|Richard Sherman looking ferocious during week 13 vs the Vikings
|Credit: Ian Leonard, FOX 9 Minneapolis Chief Meteorologist|
|ECMWF 500mb heights and sea-level pressure on 6 pm CST Sunday
Credit: Unisys Weather
The models are consistently showing a large mass of cold air moving down from the arctic into the Midwest. This is the famed “polar vortex.” El Niños tend to keep any frigid air bottled up far north and often bring record warmth to the northern tier of the country, and that is what has happened this year, particularly east of the Rockies. This cold blast looks to be relatively short-lived, with temperatures rebounding to near-normal by the middle of next week.
I was reading the Seattle Times this morning, and I found a neato article by Matt Calkins where he talks about the effects of cold temperatures on the body and on the game of football. I suggest reading the whole article, but just to summarize, it doesn’t sound like cold temperatures affect teams that much. During games with temperatures under 10 degrees, a quarterbacks completion percentage falls by roughly 2%, field goal accuracy drops by 1.7%, and punts are, on average, 3 yards shorter, as colder, drier air is denser and increases resistance on the football. The coldest game in NFL history, the “Ice Bowl,” of 1967, featured temperatures of -13 degrees with a -48 degree windchill, yet Bart Starr, the hall-of-fame quarterback for the victorious Packers, went 14/24 for 191 yards, 2 touchdowns, and 0 interceptions for a 111.6 passer rating. These are very impressive numbers, particularly when you consider that the NFL, and particularly the Lombardi Packers, were a power running team and NOT a pass happy team like so many teams in the NFL today.
It would seem like this cold weather would put the Seahawks at a disadvantage. Even though we claim to be a running team, we haven’t seemed like it this year, as we have the most prolific passing attack in franchise history. It would seem to me that passing would be more affected by cold weather than running. Moreover, Minnesota has more experience playing in these super cold games. Also, their sideline will be in the sun, while the Seahawks will have to endure being in the shade for the entire game, and that will make a difference. For what it’s worth, the Seahawks have historically done pretty poorly in cold-weather games, and the Carroll-era Hawks are 0-2 when game temperatures are 20 degrees or lower.
Still, these guys are working so hard that it’s hard to believe they will get too cold. Take a look at New Orleans Saints nose tackle Hollis Thomas during the 2007 NFC Championship game in Chicago.

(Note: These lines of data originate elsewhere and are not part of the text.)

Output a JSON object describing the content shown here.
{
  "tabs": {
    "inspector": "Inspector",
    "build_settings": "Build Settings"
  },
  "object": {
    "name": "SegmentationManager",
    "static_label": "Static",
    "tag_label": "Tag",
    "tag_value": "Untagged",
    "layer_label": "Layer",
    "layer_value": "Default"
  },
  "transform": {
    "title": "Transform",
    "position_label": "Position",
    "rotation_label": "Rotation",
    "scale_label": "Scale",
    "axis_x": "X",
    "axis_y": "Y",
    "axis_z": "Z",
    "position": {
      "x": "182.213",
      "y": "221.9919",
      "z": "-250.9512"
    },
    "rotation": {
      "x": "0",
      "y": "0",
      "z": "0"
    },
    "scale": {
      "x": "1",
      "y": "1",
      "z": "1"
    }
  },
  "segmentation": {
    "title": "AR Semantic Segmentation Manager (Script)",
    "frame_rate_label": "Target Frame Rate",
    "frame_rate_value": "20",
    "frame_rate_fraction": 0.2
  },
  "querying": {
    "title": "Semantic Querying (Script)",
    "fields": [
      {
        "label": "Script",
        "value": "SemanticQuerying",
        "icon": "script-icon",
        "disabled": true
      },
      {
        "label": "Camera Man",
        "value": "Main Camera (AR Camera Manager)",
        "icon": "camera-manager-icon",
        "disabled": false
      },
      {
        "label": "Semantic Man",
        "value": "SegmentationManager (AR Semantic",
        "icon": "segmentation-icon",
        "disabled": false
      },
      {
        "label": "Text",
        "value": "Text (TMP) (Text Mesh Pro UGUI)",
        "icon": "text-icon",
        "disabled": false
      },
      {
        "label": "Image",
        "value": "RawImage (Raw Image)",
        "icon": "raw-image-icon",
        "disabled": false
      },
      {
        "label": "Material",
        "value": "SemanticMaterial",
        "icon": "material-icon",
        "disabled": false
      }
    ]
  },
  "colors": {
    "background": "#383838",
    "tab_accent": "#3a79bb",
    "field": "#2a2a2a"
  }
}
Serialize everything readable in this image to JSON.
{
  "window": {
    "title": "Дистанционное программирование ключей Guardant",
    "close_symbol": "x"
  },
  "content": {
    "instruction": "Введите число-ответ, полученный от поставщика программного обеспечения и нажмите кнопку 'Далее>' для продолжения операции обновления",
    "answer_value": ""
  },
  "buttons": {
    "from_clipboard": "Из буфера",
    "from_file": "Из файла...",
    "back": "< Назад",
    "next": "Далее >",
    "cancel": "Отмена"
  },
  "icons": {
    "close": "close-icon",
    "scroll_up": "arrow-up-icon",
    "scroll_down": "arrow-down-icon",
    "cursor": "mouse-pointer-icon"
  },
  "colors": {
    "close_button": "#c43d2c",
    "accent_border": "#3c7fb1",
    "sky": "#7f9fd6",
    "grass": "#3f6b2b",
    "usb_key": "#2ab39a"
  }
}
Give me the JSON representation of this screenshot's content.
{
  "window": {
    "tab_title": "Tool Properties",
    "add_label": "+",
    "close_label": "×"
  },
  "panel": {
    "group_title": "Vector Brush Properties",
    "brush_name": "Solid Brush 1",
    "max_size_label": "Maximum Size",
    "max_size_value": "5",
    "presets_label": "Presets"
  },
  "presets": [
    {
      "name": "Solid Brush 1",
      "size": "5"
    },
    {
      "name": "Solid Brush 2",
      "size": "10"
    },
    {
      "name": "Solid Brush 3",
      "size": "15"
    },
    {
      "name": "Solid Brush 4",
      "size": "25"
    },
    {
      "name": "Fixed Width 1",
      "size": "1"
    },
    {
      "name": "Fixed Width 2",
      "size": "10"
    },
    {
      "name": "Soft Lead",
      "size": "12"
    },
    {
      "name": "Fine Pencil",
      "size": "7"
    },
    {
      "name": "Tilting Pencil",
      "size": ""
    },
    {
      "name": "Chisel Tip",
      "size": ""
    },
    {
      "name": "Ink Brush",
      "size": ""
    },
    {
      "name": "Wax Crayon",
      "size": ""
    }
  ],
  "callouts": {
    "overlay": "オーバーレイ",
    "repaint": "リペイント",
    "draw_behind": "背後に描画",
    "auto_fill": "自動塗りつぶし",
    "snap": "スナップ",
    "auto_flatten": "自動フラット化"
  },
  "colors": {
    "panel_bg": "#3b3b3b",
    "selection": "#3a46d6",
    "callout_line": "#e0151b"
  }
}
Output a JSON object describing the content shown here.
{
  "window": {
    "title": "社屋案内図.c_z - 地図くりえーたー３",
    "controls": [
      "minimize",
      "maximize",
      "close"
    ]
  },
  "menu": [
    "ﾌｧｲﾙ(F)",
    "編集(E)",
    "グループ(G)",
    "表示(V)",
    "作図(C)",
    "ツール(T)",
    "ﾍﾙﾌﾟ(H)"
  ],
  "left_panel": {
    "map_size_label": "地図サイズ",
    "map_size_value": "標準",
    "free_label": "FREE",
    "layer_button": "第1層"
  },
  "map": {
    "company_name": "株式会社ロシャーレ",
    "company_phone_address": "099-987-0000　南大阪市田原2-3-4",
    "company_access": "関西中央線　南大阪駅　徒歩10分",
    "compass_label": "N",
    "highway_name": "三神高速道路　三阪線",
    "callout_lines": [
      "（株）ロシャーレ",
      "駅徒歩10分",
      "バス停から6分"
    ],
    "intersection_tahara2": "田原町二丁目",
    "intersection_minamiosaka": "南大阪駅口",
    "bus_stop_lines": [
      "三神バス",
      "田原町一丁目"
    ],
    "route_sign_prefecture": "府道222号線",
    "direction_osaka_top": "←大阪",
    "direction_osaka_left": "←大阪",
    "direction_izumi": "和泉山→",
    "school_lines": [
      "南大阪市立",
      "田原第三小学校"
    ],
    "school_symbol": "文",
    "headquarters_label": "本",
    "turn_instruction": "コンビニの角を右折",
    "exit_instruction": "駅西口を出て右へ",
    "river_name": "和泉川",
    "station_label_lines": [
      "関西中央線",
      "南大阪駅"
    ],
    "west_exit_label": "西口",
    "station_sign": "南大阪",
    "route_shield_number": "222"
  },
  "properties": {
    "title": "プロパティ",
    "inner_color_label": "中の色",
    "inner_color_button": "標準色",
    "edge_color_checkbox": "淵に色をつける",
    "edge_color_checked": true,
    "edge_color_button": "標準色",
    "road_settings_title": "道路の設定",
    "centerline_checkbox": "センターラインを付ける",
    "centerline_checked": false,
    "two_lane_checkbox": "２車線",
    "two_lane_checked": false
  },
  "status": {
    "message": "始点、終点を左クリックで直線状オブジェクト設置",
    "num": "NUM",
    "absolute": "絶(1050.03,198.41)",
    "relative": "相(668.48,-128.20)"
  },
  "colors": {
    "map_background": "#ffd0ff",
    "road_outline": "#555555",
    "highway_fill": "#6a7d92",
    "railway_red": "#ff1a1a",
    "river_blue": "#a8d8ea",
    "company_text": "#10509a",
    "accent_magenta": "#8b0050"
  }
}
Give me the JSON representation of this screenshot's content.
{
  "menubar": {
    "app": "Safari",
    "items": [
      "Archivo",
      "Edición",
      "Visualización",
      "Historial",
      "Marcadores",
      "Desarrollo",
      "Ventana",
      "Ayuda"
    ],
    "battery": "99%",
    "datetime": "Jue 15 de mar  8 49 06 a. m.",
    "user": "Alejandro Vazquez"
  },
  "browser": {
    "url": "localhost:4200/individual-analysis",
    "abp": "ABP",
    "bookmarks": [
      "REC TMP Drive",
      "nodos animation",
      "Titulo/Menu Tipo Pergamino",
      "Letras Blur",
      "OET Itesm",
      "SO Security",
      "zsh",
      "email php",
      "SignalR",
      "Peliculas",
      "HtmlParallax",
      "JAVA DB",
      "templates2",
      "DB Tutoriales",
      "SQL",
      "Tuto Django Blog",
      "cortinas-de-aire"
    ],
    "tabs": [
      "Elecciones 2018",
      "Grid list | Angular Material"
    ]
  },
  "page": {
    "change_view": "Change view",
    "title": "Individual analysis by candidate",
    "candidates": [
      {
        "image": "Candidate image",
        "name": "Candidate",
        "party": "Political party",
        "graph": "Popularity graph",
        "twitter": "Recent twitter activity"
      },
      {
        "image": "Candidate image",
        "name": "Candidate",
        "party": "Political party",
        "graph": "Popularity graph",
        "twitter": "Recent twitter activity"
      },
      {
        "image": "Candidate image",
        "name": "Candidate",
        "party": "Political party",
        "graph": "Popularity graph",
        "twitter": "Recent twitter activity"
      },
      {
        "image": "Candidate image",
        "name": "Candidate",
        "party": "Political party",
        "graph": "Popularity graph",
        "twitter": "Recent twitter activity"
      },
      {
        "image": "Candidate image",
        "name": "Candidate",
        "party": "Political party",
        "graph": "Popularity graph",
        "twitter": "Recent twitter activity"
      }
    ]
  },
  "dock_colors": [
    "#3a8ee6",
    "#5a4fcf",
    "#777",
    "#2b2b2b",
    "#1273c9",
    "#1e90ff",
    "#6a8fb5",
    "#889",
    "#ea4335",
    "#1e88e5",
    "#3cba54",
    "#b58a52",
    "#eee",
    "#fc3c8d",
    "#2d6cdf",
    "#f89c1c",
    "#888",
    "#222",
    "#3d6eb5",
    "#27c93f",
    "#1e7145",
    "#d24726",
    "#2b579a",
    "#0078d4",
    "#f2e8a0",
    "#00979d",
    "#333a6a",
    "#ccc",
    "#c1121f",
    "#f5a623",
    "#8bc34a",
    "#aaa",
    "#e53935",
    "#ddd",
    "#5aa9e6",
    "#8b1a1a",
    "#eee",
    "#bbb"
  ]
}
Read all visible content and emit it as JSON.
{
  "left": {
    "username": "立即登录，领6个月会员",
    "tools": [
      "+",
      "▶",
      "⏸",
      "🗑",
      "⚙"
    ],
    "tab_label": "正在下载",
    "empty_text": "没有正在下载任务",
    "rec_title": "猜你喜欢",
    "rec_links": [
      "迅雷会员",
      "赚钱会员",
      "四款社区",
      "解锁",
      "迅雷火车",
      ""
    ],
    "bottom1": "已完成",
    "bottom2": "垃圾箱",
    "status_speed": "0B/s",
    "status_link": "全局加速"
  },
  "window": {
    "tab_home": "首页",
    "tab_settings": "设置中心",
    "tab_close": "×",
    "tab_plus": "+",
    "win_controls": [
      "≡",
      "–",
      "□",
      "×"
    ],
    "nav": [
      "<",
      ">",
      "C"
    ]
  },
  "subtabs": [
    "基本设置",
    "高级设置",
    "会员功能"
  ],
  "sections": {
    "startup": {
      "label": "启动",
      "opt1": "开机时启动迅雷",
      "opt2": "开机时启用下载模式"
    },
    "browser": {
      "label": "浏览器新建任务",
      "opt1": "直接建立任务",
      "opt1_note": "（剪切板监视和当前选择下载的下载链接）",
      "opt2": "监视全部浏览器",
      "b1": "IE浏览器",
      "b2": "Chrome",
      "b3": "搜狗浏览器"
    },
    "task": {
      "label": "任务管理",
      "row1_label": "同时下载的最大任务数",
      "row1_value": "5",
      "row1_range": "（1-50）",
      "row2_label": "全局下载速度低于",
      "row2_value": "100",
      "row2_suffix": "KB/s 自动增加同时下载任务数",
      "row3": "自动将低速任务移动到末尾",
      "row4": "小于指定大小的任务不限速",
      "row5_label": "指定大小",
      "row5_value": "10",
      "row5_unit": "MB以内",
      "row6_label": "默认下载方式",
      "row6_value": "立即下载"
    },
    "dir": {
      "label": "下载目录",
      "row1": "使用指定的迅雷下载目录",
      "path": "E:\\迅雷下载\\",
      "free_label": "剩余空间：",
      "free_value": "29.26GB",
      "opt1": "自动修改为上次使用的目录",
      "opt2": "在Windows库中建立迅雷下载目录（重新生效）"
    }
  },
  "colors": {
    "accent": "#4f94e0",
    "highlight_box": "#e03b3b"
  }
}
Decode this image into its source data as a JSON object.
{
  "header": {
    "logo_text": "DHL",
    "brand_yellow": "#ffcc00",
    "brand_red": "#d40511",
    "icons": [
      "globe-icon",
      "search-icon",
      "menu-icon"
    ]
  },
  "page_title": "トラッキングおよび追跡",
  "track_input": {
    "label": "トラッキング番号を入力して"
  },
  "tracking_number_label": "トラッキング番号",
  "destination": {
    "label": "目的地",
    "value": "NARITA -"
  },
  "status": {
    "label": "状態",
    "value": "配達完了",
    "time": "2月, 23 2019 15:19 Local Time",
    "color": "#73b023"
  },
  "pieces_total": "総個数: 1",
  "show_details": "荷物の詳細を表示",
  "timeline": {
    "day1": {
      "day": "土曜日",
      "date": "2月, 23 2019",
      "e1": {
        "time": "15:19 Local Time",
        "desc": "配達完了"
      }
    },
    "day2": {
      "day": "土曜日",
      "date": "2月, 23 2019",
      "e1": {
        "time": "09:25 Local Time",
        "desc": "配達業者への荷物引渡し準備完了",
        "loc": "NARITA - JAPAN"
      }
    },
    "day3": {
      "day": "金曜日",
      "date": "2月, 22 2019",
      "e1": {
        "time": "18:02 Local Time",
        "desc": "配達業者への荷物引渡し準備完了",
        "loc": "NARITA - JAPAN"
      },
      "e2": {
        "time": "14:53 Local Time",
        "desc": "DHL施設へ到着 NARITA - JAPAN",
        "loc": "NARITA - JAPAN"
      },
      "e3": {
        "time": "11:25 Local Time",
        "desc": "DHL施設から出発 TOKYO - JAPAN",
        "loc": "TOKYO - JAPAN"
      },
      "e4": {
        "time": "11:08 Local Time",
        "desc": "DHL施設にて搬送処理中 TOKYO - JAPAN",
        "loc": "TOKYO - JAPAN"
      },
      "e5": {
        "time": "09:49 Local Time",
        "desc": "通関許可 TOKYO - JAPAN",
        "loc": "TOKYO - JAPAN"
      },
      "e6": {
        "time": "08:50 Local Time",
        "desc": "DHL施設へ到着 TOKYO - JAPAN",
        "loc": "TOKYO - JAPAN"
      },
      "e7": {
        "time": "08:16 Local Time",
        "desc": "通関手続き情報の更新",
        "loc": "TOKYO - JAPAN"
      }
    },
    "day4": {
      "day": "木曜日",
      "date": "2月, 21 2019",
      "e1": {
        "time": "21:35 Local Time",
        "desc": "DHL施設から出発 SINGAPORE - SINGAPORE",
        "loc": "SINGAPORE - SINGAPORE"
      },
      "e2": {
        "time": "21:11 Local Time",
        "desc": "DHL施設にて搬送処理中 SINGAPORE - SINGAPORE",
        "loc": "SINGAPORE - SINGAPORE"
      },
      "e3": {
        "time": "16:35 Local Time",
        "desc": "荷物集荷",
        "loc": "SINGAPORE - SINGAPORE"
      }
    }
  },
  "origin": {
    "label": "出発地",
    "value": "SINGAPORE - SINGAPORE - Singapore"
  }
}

He doesn’t look very cold.
|Credit: REUTERS/Hans Deryk (UNITED STATES)|
Neither does Brandon Jacobs during the -4 degree NFC championship game a year later at Lambeau Field (with a windchill of -24 degrees, I might add).
|Credit: NFL/David Stluka|
The main thing I worry about is their extremities; will there be more dropped balls because the receiver’s hands are colder and less responsive? Will the quarterbacks not be as precise with their passes? Possibly. Still, I have a hard time imagining anybody playing poorly because they find themselves shivering. Additionally, Minnesota-based WSI sports will be supplying the players with high-tech cold weather gear.
As for the fans? I wouldn’t be surprised if the Minnesota hospitals are treating a few cases of mild frostbite on Monday.
|Credit: National Viking Association|